Bede is one of the few saints honored as such even during his lifetime. His writings were filled with such faith and learning that even while he was still alive, a Church council ordered them to be read publicly in the churches.
Bede was born near St. Peter and St. Paul monastery at Jarrow, England, and at an early age he was entrusted to the care of the abbot of the monastery. It was happy combination of Bede’s genius and the instruction he received from scholarly, saintly monks which produced a saint and an extraordinary scholar, perhaps the most outstanding one of his day. He became very learned in all the sciences of his times: natural philosophy, the philosophical principles of Aristotle, astronomy, arithmetic, grammar, ecclesiastical history, the lives of the saints and, especially, Holy Scripture.
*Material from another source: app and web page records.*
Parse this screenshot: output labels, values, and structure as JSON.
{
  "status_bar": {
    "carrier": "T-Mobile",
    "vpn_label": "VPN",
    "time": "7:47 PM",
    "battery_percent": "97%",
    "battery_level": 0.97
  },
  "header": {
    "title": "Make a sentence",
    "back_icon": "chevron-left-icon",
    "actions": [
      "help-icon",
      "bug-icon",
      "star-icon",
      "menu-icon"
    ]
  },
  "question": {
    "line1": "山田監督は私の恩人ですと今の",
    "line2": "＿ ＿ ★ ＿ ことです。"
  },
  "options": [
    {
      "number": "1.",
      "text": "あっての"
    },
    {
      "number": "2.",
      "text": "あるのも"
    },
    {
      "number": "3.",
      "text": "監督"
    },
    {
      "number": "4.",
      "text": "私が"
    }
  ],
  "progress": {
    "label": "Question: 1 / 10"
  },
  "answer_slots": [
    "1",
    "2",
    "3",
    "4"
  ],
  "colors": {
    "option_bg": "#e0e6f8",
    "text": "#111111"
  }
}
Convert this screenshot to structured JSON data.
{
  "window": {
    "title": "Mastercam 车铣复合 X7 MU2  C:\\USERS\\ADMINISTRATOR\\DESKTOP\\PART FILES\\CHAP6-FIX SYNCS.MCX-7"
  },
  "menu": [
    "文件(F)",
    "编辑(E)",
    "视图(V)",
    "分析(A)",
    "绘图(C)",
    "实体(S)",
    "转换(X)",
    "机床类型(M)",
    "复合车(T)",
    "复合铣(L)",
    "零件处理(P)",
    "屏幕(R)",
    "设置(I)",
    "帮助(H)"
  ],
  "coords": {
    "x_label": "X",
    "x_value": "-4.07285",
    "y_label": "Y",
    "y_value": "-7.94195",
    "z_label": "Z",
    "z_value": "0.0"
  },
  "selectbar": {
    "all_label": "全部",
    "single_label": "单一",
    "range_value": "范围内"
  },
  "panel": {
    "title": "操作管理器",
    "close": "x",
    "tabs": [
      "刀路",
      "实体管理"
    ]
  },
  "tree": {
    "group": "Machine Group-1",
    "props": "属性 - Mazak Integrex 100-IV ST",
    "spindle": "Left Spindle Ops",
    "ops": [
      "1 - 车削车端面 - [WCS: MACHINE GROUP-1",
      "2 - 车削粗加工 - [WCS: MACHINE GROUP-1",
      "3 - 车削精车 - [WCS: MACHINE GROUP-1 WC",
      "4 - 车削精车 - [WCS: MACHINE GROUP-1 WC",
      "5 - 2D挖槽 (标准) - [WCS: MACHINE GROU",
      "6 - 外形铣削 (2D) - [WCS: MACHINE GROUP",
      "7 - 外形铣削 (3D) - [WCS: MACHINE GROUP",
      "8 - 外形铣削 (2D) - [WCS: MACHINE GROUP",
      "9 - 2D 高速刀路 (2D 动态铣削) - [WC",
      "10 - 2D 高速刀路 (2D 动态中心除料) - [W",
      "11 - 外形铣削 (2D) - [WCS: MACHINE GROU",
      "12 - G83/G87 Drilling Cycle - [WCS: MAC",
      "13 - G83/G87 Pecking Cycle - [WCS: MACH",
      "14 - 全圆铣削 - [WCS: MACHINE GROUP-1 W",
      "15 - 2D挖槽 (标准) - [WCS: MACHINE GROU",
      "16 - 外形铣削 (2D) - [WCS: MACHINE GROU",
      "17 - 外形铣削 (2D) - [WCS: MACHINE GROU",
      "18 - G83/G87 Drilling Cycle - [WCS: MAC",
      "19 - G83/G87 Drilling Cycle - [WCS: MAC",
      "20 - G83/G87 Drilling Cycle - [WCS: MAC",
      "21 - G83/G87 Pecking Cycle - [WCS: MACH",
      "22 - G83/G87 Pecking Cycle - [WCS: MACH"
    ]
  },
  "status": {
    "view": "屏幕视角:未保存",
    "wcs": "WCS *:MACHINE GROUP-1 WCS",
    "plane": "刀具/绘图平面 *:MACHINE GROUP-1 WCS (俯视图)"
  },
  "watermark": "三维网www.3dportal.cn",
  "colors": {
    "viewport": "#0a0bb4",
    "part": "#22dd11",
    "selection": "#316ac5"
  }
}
He was the first one to date historical events using the designation “A.D.” – Anno Domini. He was ordained as a deacon at the age of nineteen, and then as a priest at the age of thirty. From the time of his ordination to the priesthood until his death, he spent all his time writing, teaching and living the prayerful life of a Benedictine monk. Besides the many books that he copied, he composed 45 of his own, including 30 commentaries on books of the Bible.
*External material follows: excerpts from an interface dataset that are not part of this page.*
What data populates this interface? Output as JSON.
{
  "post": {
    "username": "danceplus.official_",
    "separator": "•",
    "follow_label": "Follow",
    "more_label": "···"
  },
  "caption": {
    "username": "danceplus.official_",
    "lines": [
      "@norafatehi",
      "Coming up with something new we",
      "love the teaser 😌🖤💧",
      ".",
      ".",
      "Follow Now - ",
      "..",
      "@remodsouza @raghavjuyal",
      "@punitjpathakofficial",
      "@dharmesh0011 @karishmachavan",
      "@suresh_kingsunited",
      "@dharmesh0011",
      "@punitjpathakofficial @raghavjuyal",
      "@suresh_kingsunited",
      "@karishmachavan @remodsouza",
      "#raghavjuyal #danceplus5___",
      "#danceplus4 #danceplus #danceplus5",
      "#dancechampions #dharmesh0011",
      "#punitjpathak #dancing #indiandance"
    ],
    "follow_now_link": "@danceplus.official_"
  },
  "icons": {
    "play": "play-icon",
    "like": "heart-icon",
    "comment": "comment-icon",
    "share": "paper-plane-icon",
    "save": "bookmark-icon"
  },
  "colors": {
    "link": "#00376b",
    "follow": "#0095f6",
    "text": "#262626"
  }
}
His advice and spiritual guidance was sought out by kings and important leaders, including the Pope himself. Bede managed to remain in his own monastery till his death. Only once did he leave for a few months in order to teach in the school of the archbishop of York. Bede died in 735 praying his favorite prayer: “Glory be to the Father, and to the Son, and to the Holy Ghost. As it was in the beginning, is now, and ever shall be; world without end. Amen.”
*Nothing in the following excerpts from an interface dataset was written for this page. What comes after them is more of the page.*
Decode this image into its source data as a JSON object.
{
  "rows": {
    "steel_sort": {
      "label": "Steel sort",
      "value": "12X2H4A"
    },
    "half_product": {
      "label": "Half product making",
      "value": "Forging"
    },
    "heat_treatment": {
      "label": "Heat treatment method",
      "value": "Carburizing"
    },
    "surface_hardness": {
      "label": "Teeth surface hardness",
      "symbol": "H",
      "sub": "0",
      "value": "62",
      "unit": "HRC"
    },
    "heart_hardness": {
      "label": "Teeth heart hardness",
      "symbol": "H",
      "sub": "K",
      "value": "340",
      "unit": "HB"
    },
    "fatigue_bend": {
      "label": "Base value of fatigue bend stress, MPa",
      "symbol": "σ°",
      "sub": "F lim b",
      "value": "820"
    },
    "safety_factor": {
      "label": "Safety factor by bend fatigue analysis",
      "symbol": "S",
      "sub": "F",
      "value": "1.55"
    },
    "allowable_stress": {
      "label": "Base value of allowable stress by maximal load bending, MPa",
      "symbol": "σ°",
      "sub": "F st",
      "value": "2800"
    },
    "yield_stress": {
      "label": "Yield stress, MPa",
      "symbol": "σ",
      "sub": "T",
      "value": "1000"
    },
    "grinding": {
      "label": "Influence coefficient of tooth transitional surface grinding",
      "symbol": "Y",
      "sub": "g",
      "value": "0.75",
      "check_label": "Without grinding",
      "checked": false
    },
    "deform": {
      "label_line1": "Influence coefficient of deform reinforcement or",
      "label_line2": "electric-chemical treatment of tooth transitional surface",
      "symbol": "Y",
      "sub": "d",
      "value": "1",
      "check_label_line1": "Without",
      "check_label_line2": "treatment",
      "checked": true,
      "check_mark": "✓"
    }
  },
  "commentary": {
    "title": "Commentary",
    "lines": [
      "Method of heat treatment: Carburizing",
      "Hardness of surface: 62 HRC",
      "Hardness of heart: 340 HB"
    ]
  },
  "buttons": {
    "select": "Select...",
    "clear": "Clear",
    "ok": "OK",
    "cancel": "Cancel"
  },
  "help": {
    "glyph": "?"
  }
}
O God, who hast caused thy Church to shine with the learning of blessed Bede thy Confessor and Doctor: mercifully grant that we thy servants may ever be enlightened by his wisdom, and holpen for his merits’ sake; through Jesus Christ thy Son our Lord, who liveth and reigneth with thee, in the unity of the Holy Spirit, ever one God, world without end. Amen.